-- What the task requires --
Scan the entries below and count the lines holding the string "function". Supply only the number.

_ _ _

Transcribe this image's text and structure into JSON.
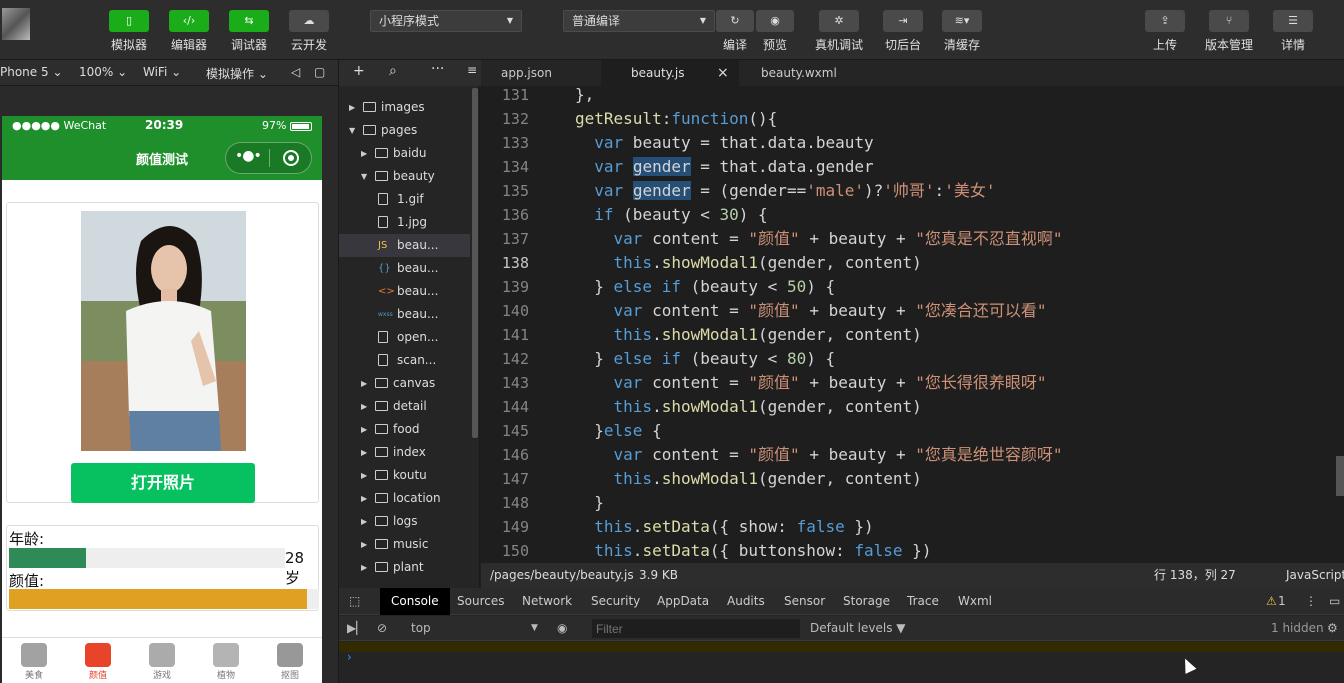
{
  "toolbar": {
    "buttons": [
      {
        "label": "模拟器",
        "glyph": "▯"
      },
      {
        "label": "编辑器",
        "glyph": "‹/›"
      },
      {
        "label": "调试器",
        "glyph": "⇆"
      },
      {
        "label": "云开发",
        "glyph": "☁"
      }
    ],
    "mode_select": "小程序模式",
    "compile_select": "普通编译",
    "compile_btn": "编译",
    "preview_btn": "预览",
    "real_debug": "真机调试",
    "backstage": "切后台",
    "clear_cache": "清缓存",
    "upload": "上传",
    "version": "版本管理",
    "details": "详情"
  },
  "devbar": {
    "device": "Phone 5",
    "zoom": "100%",
    "network": "WiFi",
    "sim_ops": "模拟操作"
  },
  "phone": {
    "carrier": "●●●●● WeChat",
    "time": "20:39",
    "battery": "97%",
    "title": "颜值测试",
    "open_photo": "打开照片",
    "age_label": "年龄:",
    "age_value": "28岁",
    "age_fraction": 0.28,
    "beauty_label": "颜值:",
    "beauty_fraction": 0.96,
    "tabs": [
      {
        "label": "美食",
        "color": "#555"
      },
      {
        "label": "颜值",
        "color": "#e8442a"
      },
      {
        "label": "游戏",
        "color": "#666"
      },
      {
        "label": "植物",
        "color": "#777"
      },
      {
        "label": "抠图",
        "color": "#444"
      }
    ]
  },
  "explorer": {
    "items": [
      {
        "name": "images",
        "type": "folder",
        "open": false,
        "depth": 0
      },
      {
        "name": "pages",
        "type": "folder",
        "open": true,
        "depth": 0
      },
      {
        "name": "baidu",
        "type": "folder",
        "open": false,
        "depth": 1
      },
      {
        "name": "beauty",
        "type": "folder",
        "open": true,
        "depth": 1
      },
      {
        "name": "1.gif",
        "type": "file",
        "depth": 2
      },
      {
        "name": "1.jpg",
        "type": "file",
        "depth": 2
      },
      {
        "name": "beau...",
        "type": "js",
        "depth": 2,
        "selected": true
      },
      {
        "name": "beau...",
        "type": "css",
        "depth": 2
      },
      {
        "name": "beau...",
        "type": "wxml",
        "depth": 2
      },
      {
        "name": "beau...",
        "type": "wxss",
        "depth": 2
      },
      {
        "name": "open...",
        "type": "file",
        "depth": 2
      },
      {
        "name": "scan...",
        "type": "file",
        "depth": 2
      },
      {
        "name": "canvas",
        "type": "folder",
        "open": false,
        "depth": 1
      },
      {
        "name": "detail",
        "type": "folder",
        "open": false,
        "depth": 1
      },
      {
        "name": "food",
        "type": "folder",
        "open": false,
        "depth": 1
      },
      {
        "name": "index",
        "type": "folder",
        "open": false,
        "depth": 1
      },
      {
        "name": "koutu",
        "type": "folder",
        "open": false,
        "depth": 1
      },
      {
        "name": "location",
        "type": "folder",
        "open": false,
        "depth": 1
      },
      {
        "name": "logs",
        "type": "folder",
        "open": false,
        "depth": 1
      },
      {
        "name": "music",
        "type": "folder",
        "open": false,
        "depth": 1
      },
      {
        "name": "plant",
        "type": "folder",
        "open": false,
        "depth": 1
      }
    ]
  },
  "tabs": [
    {
      "label": "app.json"
    },
    {
      "label": "beauty.js",
      "active": true,
      "close": "×"
    },
    {
      "label": "beauty.wxml"
    }
  ],
  "editor": {
    "lines": [
      {
        "num": "131",
        "text": "},"
      },
      {
        "num": "132",
        "text": "getResult:function(){"
      },
      {
        "num": "133",
        "text": "  var beauty = that.data.beauty"
      },
      {
        "num": "134",
        "text": "  var gender = that.data.gender"
      },
      {
        "num": "135",
        "text": "  var gender = (gender=='male')?'帅哥':'美女'"
      },
      {
        "num": "136",
        "text": "  if (beauty < 30) {"
      },
      {
        "num": "137",
        "text": "    var content = \"颜值\" + beauty + \"您真是不忍直视啊\""
      },
      {
        "num": "138",
        "text": "    this.showModal1(gender, content)",
        "current": true
      },
      {
        "num": "139",
        "text": "  } else if (beauty < 50) {"
      },
      {
        "num": "140",
        "text": "    var content = \"颜值\" + beauty + \"您凑合还可以看\""
      },
      {
        "num": "141",
        "text": "    this.showModal1(gender, content)"
      },
      {
        "num": "142",
        "text": "  } else if (beauty < 80) {"
      },
      {
        "num": "143",
        "text": "    var content = \"颜值\" + beauty + \"您长得很养眼呀\""
      },
      {
        "num": "144",
        "text": "    this.showModal1(gender, content)"
      },
      {
        "num": "145",
        "text": "  }else {"
      },
      {
        "num": "146",
        "text": "    var content = \"颜值\" + beauty + \"您真是绝世容颜呀\""
      },
      {
        "num": "147",
        "text": "    this.showModal1(gender, content)"
      },
      {
        "num": "148",
        "text": "  }"
      },
      {
        "num": "149",
        "text": "  this.setData({ show: false })"
      },
      {
        "num": "150",
        "text": "  this.setData({ buttonshow: false })"
      }
    ]
  },
  "status": {
    "path": "/pages/beauty/beauty.js",
    "size": "3.9 KB",
    "position": "行 138，列 27",
    "lang": "JavaScript"
  },
  "devtools": {
    "tabs": [
      "Console",
      "Sources",
      "Network",
      "Security",
      "AppData",
      "Audits",
      "Sensor",
      "Storage",
      "Trace",
      "Wxml"
    ],
    "warn_count": "1",
    "context": "top",
    "filter_placeholder": "Filter",
    "levels": "Default levels ▼",
    "hidden": "1 hidden",
    "prompt": "›"
  }
}
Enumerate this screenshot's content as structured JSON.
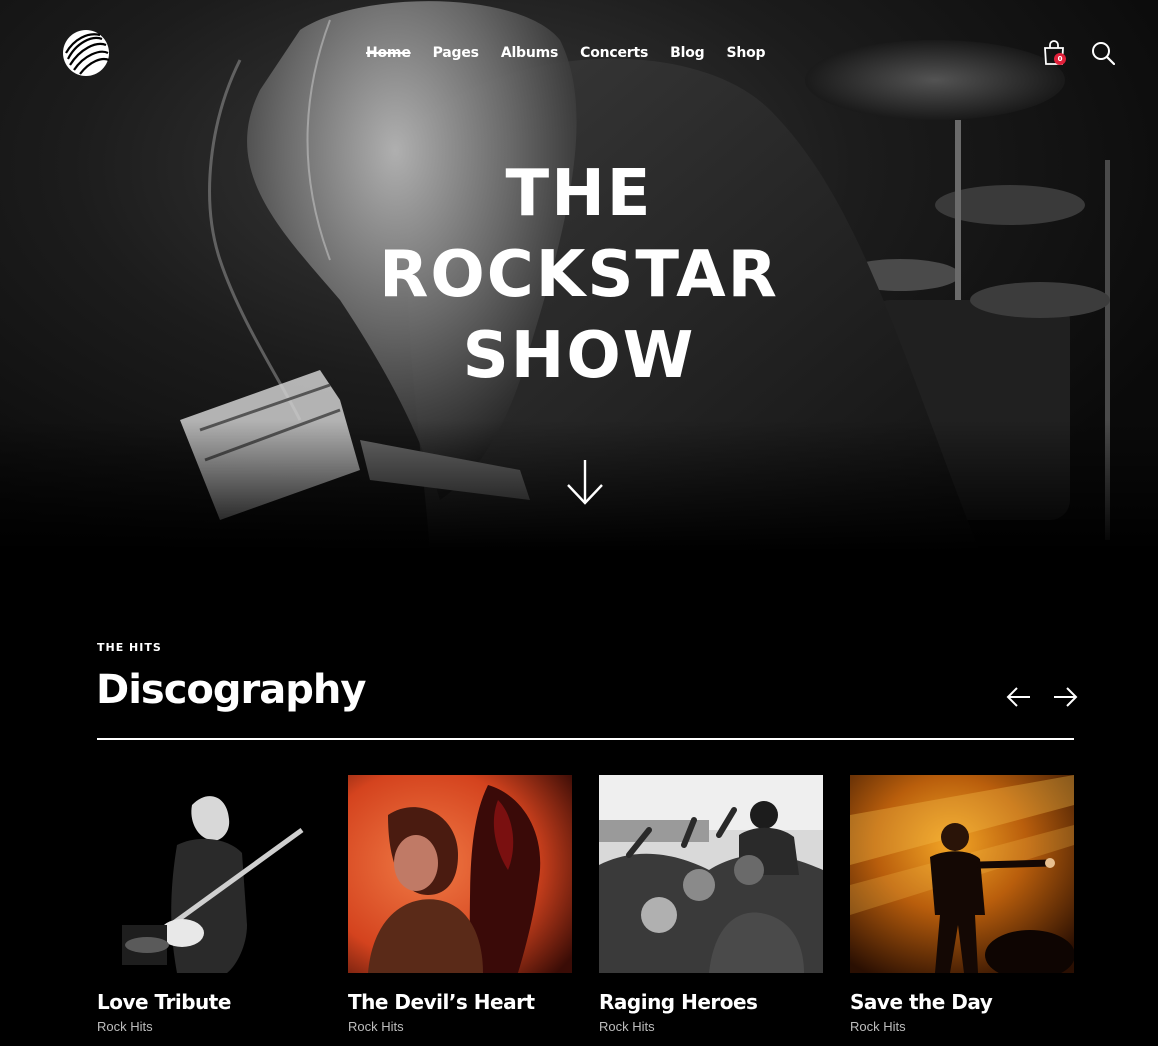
{
  "nav": {
    "items": [
      {
        "label": "Home",
        "active": true
      },
      {
        "label": "Pages",
        "active": false
      },
      {
        "label": "Albums",
        "active": false
      },
      {
        "label": "Concerts",
        "active": false
      },
      {
        "label": "Blog",
        "active": false
      },
      {
        "label": "Shop",
        "active": false
      }
    ],
    "cart_count": "0",
    "icons": [
      "logo-swirl-icon",
      "shopping-bag-icon",
      "search-icon"
    ]
  },
  "hero": {
    "title_lines": [
      "THE",
      "ROCKSTAR",
      "SHOW"
    ],
    "scroll_icon": "arrow-down-icon"
  },
  "discography": {
    "eyebrow": "THE HITS",
    "title": "Discography",
    "prev_icon": "arrow-left-icon",
    "next_icon": "arrow-right-icon",
    "albums": [
      {
        "title": "Love Tribute",
        "category": "Rock Hits"
      },
      {
        "title": "The Devil’s Heart",
        "category": "Rock Hits"
      },
      {
        "title": "Raging Heroes",
        "category": "Rock Hits"
      },
      {
        "title": "Save the Day",
        "category": "Rock Hits"
      }
    ]
  },
  "colors": {
    "background": "#000000",
    "text": "#ffffff",
    "subtext": "#bdbdbd",
    "badge": "#e0203a",
    "cover2": "#e0552a",
    "cover4": "#c9700f"
  }
}
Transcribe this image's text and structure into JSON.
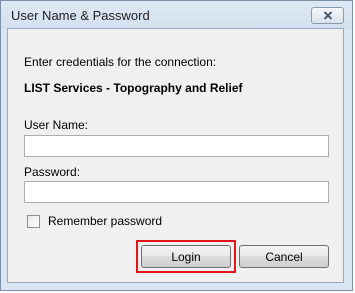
{
  "window": {
    "title": "User Name & Password"
  },
  "icons": {
    "close": "close-icon"
  },
  "dialog": {
    "description": "Enter credentials for the connection:",
    "connection_name": "LIST Services - Topography and Relief",
    "username_label": "User Name:",
    "username_value": "",
    "password_label": "Password:",
    "password_value": "",
    "remember_label": "Remember password",
    "remember_checked": false,
    "login_label": "Login",
    "cancel_label": "Cancel"
  },
  "colors": {
    "highlight": "#e3131b",
    "title_bg": "#dbe6f3"
  }
}
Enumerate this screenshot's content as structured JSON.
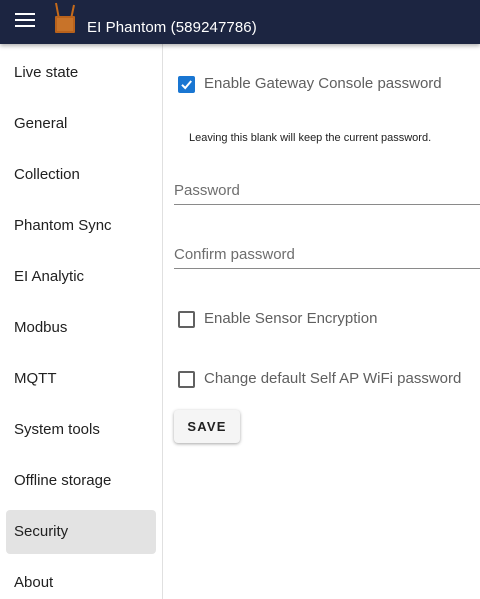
{
  "header": {
    "title": "EI Phantom (589247786)",
    "menu_icon": "hamburger-menu-icon",
    "logo_icon": "gateway-device-logo",
    "background": "#1c2541"
  },
  "sidebar": {
    "items": [
      {
        "label": "Live state",
        "active": false
      },
      {
        "label": "General",
        "active": false
      },
      {
        "label": "Collection",
        "active": false
      },
      {
        "label": "Phantom Sync",
        "active": false
      },
      {
        "label": "EI Analytic",
        "active": false
      },
      {
        "label": "Modbus",
        "active": false
      },
      {
        "label": "MQTT",
        "active": false
      },
      {
        "label": "System tools",
        "active": false
      },
      {
        "label": "Offline storage",
        "active": false
      },
      {
        "label": "Security",
        "active": true
      },
      {
        "label": "About",
        "active": false
      }
    ]
  },
  "security": {
    "console_password": {
      "label": "Enable Gateway Console password",
      "checked": true
    },
    "hint": "Leaving this blank will keep the current password.",
    "password": {
      "placeholder": "Password",
      "value": ""
    },
    "confirm_password": {
      "placeholder": "Confirm password",
      "value": ""
    },
    "sensor_encryption": {
      "label": "Enable Sensor Encryption",
      "checked": false
    },
    "self_ap_password": {
      "label": "Change default Self AP WiFi password",
      "checked": false
    },
    "save_label": "SAVE",
    "accent": "#1976d2"
  }
}
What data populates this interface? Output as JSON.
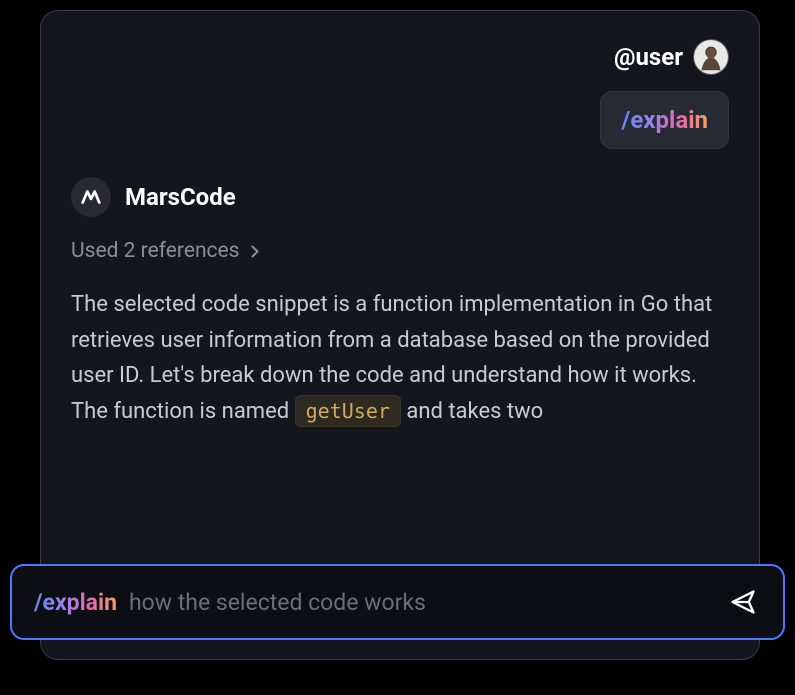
{
  "user": {
    "name": "@user"
  },
  "userMessage": {
    "command": "/explain"
  },
  "assistant": {
    "name": "MarsCode",
    "referencesText": "Used 2 references",
    "response": {
      "para1": "The selected code snippet is a function implementation in Go that retrieves user information from a database based on the provided user ID. Let's break down the code and understand how it works.",
      "para2_before": "The function is named ",
      "para2_code": "getUser",
      "para2_after": " and takes two"
    }
  },
  "input": {
    "command": "/explain",
    "placeholder": "how the selected code works"
  }
}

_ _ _

-- Task solution --
3